Phizackerley Senior Scholarship in the Medical Sciences

Phizackerley Senior Scholarship in the Medical Sciences

The Phizackerley Senior Scholarship in the Medical Sciences is awarded annually on the basis of academic merit, normally for one year.

Type of award
Academic or academic-related
Eligibility or selection criteria

Open to graduates currently working in Oxford who are reading for a DPhil in Medical Sciences. Applicants will normally be in at least their second year of a three-year course or second/third year of a four-year course at the time of application.

Amount awarded

The value of the scholarship is £1,750 year and carries with it a College meal-deal entitlement package.

How and when to apply

All eligible candidates will be considered initially by the Phizackerley Senior Scholarship Awards Panel (Members: Balliol Medical Educators; Secretary: Student Finance Officer) in Hilary Term of each year. A shortlist for interview will be drawn up by the Panel having reviewed potential candidates’ work and research proposals, including supervisor reports through the Graduate Supervision Reporting System. Those shortlisted for interview by the Panel will be invited for interview by the Student Finance Officer early in Trinity Term. If an exceptional candidate is identified at the shortlisting stage, the award may be offered directly, the letter offering the award explaining the background as recorded at this Phizackerley Senior Scholarship webpage.

Further information

If you have any queries about the Phizackerley Senior Scholarship, please contact the Student Finance Officer.

Funding source(s)

The Phizackerley Senior Scholarship honours the clinical biochemist Paddy Phizackerley (Fellow and Tutor in Biological Sciences 1960–1994 and Emeritus Fellow 1994–2002). He made important contributions to clinical biochemistry – for instance, saving premature babies by devising an assay that enabled foetal lung maturity to be gauged before the onset of labour.

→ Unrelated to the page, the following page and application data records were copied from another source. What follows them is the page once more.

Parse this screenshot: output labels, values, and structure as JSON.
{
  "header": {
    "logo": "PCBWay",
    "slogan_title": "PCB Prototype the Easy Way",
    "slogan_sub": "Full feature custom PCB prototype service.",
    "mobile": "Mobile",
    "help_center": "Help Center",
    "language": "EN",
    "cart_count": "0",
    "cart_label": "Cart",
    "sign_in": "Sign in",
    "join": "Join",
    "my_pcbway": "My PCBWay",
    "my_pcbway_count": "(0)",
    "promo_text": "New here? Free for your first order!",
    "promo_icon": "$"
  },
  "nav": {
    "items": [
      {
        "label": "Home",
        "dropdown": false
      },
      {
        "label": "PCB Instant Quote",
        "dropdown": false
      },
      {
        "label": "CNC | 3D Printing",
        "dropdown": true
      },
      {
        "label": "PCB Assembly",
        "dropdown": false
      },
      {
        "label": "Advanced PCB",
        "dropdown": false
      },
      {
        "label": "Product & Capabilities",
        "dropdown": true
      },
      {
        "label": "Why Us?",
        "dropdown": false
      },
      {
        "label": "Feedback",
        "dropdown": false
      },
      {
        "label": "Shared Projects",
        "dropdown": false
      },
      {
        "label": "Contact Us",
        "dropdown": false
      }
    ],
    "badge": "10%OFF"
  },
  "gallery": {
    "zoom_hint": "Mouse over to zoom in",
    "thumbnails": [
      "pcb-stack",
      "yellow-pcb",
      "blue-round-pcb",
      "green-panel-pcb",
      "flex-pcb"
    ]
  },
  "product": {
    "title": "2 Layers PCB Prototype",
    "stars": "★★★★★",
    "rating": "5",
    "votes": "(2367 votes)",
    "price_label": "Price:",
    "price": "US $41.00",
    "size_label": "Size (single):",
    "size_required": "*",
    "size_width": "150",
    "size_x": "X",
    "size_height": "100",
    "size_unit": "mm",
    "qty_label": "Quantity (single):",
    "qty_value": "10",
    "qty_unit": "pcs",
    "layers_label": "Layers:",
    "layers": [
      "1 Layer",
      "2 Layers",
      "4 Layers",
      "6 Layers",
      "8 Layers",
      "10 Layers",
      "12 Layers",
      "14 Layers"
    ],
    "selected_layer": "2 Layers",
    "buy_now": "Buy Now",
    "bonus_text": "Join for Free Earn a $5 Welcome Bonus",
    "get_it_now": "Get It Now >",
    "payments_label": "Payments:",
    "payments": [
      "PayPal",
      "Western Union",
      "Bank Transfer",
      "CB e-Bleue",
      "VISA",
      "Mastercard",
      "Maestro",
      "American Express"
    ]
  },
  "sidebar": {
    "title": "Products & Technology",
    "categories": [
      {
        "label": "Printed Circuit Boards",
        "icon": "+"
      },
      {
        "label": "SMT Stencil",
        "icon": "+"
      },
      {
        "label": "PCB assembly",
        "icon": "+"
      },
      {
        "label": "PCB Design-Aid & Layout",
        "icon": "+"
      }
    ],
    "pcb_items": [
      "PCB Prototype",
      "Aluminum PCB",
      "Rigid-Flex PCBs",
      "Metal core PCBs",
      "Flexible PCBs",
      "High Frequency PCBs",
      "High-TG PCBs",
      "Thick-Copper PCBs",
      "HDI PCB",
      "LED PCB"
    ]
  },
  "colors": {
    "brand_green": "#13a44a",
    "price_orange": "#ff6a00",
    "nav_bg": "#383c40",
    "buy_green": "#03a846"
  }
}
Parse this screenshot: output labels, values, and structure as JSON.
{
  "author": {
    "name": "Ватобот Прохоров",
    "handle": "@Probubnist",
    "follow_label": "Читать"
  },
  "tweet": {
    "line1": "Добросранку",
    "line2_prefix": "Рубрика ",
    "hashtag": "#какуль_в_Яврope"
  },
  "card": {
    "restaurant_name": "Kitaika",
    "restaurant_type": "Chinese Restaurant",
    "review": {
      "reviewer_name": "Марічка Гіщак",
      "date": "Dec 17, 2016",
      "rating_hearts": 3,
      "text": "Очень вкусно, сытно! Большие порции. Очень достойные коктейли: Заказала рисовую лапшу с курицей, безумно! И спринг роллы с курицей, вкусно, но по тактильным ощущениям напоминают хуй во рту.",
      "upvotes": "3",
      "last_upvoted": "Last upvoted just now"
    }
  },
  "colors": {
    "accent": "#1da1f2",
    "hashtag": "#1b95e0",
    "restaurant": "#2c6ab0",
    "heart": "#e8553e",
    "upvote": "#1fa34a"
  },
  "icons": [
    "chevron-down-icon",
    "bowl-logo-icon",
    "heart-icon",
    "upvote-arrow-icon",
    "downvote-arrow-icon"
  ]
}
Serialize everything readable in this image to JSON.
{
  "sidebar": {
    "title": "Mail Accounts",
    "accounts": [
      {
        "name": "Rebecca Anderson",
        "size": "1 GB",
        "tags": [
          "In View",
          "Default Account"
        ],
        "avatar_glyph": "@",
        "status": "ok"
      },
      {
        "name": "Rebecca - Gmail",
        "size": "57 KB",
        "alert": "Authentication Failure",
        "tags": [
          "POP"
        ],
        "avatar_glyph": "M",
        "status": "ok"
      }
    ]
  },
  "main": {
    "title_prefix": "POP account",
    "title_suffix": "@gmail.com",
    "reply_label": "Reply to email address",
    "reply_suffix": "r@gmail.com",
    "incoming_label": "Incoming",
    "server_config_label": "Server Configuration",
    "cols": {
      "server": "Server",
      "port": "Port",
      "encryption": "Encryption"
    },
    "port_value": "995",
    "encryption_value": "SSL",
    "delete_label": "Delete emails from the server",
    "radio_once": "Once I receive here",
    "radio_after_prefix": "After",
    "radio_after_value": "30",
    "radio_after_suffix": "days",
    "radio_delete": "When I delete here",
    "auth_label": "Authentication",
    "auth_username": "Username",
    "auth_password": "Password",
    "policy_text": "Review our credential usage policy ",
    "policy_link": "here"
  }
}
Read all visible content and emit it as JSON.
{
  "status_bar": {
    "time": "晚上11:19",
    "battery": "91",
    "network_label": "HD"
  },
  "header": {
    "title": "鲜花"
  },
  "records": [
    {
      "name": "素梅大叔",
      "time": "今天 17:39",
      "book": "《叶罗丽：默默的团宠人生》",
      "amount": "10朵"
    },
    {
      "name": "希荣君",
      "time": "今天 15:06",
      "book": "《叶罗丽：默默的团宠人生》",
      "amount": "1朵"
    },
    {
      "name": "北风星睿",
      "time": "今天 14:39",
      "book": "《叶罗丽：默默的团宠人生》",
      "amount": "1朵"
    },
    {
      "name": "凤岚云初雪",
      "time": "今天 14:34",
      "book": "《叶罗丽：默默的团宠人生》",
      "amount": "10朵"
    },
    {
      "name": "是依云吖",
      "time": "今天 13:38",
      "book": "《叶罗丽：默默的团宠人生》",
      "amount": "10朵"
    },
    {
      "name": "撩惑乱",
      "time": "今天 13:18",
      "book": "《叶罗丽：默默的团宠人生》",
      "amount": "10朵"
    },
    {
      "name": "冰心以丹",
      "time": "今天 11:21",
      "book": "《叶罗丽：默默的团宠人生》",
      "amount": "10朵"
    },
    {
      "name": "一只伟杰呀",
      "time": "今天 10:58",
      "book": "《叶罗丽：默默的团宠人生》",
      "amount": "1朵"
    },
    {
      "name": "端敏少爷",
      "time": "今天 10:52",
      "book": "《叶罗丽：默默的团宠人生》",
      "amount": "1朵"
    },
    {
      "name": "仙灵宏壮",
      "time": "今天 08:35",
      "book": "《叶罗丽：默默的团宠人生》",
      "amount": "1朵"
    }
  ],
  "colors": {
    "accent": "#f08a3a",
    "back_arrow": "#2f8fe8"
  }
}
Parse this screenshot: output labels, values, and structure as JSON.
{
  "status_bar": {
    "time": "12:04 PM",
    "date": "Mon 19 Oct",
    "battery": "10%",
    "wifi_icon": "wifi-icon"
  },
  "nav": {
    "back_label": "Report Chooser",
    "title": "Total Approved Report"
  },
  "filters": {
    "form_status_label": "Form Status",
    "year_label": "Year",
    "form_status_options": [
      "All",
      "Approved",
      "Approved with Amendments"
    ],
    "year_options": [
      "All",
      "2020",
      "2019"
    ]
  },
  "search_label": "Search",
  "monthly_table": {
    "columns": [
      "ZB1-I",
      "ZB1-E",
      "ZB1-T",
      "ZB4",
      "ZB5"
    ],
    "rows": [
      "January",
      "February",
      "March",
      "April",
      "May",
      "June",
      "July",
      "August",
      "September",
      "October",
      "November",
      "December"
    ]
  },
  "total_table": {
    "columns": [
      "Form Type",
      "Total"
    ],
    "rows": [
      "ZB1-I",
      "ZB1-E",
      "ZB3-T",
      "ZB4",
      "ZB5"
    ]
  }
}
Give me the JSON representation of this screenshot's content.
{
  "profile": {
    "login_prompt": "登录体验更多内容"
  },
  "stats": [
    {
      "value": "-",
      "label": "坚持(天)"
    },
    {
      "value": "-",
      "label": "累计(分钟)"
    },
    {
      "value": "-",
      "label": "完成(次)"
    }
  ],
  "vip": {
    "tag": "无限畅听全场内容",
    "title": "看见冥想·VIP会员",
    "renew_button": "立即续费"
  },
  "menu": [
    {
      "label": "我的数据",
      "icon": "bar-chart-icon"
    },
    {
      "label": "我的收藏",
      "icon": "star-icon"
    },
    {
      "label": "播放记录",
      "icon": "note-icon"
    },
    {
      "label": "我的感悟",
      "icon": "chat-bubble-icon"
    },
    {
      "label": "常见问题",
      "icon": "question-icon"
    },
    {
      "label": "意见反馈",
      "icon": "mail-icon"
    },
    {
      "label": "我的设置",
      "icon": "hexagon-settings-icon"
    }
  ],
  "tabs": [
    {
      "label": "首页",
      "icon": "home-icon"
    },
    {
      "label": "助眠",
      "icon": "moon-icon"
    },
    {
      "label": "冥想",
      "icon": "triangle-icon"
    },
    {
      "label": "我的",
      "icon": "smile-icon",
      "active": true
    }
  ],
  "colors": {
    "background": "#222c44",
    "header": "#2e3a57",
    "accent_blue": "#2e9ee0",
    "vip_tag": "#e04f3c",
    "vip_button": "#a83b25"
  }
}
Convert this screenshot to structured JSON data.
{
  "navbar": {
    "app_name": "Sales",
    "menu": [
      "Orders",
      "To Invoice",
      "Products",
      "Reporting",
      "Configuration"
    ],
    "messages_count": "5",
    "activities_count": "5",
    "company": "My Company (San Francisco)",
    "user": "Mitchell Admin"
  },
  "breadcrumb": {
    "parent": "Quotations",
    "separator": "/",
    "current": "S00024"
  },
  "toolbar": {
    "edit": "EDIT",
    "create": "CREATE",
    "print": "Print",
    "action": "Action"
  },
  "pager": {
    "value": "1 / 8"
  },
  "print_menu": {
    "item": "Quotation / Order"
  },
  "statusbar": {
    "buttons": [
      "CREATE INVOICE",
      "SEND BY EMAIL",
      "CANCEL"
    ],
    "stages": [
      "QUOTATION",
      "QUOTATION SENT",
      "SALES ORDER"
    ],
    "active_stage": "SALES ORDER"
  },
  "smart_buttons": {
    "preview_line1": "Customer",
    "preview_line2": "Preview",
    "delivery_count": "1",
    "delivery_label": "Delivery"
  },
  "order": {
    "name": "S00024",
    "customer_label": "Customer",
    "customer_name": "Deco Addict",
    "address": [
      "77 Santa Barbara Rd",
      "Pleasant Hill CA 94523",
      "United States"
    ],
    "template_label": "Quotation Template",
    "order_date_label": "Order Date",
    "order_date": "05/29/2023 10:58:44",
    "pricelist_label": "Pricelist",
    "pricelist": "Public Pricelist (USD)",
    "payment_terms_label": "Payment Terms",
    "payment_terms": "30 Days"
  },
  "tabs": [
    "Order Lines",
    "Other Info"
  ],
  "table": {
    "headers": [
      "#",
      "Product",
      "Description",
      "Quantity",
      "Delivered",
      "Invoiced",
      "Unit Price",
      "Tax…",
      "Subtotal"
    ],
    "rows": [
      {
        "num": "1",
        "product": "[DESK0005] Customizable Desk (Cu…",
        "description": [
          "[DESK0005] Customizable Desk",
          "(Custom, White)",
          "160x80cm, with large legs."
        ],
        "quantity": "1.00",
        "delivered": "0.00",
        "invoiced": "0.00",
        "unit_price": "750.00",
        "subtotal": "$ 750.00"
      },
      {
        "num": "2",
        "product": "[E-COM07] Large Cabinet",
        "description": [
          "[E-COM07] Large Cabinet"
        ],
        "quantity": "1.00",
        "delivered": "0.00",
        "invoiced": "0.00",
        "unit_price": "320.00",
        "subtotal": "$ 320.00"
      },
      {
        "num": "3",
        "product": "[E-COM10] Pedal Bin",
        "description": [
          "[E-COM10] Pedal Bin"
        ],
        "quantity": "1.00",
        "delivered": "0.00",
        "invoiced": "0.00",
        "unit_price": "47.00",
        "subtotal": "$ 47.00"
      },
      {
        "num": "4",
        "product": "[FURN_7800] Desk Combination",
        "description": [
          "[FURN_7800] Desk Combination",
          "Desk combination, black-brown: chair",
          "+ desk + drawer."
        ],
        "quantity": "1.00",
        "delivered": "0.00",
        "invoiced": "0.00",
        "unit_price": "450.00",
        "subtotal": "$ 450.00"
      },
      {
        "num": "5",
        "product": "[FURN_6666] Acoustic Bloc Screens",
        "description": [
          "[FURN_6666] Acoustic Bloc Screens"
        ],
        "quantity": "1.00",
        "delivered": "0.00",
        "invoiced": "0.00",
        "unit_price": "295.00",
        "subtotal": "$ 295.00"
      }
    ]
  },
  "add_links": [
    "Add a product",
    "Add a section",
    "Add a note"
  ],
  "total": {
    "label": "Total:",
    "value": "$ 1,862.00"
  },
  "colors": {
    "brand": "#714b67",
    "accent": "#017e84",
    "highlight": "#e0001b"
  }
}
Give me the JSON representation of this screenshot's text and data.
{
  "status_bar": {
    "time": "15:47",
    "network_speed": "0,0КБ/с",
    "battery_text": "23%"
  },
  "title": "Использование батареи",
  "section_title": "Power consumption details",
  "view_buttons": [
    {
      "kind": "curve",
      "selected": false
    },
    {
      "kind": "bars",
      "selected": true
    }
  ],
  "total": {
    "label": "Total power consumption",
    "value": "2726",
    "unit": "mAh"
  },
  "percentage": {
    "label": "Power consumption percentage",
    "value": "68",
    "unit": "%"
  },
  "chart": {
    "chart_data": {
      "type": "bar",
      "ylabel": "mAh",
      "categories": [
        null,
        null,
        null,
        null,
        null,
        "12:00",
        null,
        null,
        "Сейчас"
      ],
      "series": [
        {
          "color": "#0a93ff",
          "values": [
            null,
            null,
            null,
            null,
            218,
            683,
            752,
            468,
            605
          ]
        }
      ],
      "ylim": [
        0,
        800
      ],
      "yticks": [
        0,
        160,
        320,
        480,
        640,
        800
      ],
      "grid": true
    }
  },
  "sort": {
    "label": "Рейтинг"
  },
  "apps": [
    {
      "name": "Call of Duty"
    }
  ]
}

He helped to develop the RAF Full Pressure Suit, which could protect aircrew against temperatures as low as -40°C, and discovered surfactant protein B, a key component of the fluid that lines the air spaces in the lung and keeps them from collapsing during respiration. He was also, Emeritus Fellow Denis Noble wrote in the Annual Record 2002, ‘one of the most distinguished, dedicated and well-loved Balliol Tutors of the twentieth century’: 'He had one of the sharpest and most penetrating of minds. The questioning, however, was always responsive to the student’s level. He could lead students on way beyond what they themselves might have thought possible. In tutorials, it did not matter whether the discussions strayed beyond its original time schedule. For Paddy, ‘getting to the bottom of it’ was always the goal . . . He was Tutor to about 100 Balliol medical students and 60 reading biochemistry . . . and all recall him with affection and respect far beyond the norm.'

One of these students (who preferred to remain anonymous), moved by his belief that 'PJRP' shaped his life, approached the College in 1994 to establish a graduate scholarship in ‘medical and closely allied sciences’, to be named after his tutor in a gesture of respect and affection.